**Dataset rows for apps and sites:**
Content starts

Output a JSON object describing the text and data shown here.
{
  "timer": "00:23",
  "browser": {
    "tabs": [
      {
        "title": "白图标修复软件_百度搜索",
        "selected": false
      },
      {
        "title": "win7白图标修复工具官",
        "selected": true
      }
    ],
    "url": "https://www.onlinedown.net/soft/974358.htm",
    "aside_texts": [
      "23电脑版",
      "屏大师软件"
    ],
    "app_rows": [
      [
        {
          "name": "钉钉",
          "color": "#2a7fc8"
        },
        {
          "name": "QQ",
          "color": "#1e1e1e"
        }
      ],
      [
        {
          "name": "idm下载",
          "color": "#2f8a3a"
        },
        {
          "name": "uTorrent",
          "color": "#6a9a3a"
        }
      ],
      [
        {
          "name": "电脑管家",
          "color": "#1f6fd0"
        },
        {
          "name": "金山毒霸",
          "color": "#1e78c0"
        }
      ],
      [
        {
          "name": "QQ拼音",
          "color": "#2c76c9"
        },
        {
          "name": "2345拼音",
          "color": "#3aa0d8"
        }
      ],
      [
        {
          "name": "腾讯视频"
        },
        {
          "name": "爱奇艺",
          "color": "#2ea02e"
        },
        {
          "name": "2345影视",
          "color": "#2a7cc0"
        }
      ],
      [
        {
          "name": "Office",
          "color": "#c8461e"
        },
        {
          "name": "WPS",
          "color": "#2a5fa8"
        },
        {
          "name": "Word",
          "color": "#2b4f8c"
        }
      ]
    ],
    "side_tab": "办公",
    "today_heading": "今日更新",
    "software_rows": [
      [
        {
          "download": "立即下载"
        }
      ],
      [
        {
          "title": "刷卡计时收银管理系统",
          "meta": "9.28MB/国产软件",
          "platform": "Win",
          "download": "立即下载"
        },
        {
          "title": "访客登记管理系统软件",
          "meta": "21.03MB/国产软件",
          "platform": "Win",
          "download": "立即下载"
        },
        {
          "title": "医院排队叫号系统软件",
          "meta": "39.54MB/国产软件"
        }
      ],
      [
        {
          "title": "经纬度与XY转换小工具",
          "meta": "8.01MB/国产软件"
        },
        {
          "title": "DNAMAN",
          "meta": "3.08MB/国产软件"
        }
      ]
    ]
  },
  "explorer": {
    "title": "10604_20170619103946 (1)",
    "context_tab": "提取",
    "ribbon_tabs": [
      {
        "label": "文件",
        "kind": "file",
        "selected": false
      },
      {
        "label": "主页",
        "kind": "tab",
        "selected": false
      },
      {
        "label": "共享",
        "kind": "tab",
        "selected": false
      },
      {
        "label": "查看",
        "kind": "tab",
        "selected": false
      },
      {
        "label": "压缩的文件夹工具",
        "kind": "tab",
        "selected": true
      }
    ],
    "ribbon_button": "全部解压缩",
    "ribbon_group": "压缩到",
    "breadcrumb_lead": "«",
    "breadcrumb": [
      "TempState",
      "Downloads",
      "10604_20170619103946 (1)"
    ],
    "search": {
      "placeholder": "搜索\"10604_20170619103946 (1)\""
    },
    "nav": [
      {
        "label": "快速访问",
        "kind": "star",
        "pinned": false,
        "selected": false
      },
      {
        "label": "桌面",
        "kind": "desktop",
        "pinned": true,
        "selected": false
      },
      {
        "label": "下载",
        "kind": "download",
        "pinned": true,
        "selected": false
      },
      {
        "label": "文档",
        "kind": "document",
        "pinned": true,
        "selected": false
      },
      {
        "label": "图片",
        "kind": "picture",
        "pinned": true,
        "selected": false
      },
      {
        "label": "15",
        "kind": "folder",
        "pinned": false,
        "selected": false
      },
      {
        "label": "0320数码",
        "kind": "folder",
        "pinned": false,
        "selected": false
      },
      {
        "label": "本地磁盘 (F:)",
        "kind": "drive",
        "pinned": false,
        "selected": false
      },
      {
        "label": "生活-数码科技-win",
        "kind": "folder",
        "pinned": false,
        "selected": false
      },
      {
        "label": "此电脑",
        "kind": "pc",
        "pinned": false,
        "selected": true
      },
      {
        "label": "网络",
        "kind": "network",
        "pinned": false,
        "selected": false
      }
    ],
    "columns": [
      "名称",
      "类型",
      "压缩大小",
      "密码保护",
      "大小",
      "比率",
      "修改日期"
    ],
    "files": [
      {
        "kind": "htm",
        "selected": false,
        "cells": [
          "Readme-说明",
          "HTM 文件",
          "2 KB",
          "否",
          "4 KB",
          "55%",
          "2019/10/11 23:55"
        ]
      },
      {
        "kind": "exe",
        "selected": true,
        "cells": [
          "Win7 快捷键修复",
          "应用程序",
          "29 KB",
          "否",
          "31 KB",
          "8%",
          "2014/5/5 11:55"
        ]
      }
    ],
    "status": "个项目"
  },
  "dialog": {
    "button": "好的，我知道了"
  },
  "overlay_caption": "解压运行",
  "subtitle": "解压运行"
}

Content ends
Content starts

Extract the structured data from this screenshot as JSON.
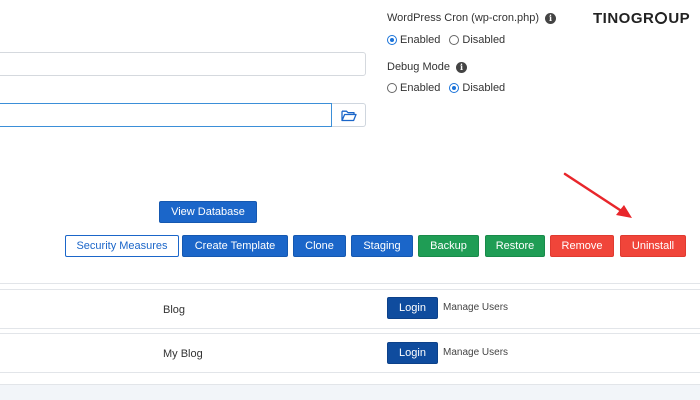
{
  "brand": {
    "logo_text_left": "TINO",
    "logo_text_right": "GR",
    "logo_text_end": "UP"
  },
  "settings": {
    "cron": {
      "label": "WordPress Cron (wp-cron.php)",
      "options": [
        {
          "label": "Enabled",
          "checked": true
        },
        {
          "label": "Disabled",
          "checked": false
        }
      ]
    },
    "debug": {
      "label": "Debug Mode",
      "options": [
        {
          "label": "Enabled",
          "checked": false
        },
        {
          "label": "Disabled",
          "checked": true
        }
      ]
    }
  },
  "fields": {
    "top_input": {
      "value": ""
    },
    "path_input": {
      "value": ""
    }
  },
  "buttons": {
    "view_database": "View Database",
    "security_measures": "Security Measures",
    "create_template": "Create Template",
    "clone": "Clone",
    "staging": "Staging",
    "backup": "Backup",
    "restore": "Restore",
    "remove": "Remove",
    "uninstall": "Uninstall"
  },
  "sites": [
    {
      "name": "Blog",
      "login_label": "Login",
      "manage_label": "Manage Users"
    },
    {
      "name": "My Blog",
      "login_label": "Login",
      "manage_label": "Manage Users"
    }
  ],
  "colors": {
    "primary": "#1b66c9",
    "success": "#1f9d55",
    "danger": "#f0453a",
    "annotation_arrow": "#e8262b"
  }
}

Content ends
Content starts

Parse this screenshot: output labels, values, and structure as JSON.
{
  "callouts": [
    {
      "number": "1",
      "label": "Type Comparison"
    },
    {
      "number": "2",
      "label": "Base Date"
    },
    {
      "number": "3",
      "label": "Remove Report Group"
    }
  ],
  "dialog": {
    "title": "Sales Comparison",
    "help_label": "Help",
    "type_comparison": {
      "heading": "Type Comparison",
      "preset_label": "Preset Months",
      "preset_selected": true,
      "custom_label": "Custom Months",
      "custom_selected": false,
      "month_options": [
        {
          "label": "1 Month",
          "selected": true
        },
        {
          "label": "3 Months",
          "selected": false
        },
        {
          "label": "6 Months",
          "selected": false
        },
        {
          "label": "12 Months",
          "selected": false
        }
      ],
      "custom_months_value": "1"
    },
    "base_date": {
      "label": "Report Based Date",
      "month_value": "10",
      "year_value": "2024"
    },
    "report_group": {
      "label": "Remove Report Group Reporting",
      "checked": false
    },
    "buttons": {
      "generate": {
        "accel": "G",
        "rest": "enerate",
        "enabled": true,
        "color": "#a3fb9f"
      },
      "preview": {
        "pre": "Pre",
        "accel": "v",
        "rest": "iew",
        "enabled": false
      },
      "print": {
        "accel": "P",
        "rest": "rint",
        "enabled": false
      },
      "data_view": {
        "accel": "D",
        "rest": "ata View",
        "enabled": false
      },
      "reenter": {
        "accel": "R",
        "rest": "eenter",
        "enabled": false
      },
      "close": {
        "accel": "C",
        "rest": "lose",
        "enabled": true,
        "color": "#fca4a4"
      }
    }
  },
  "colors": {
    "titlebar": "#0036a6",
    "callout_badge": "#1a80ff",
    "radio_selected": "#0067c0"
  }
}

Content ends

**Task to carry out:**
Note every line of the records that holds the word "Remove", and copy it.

**Response to the task:**
    "remove": "Remove",
      "label": "Remove Report Group"
      "label": "Remove Report Group Reporting",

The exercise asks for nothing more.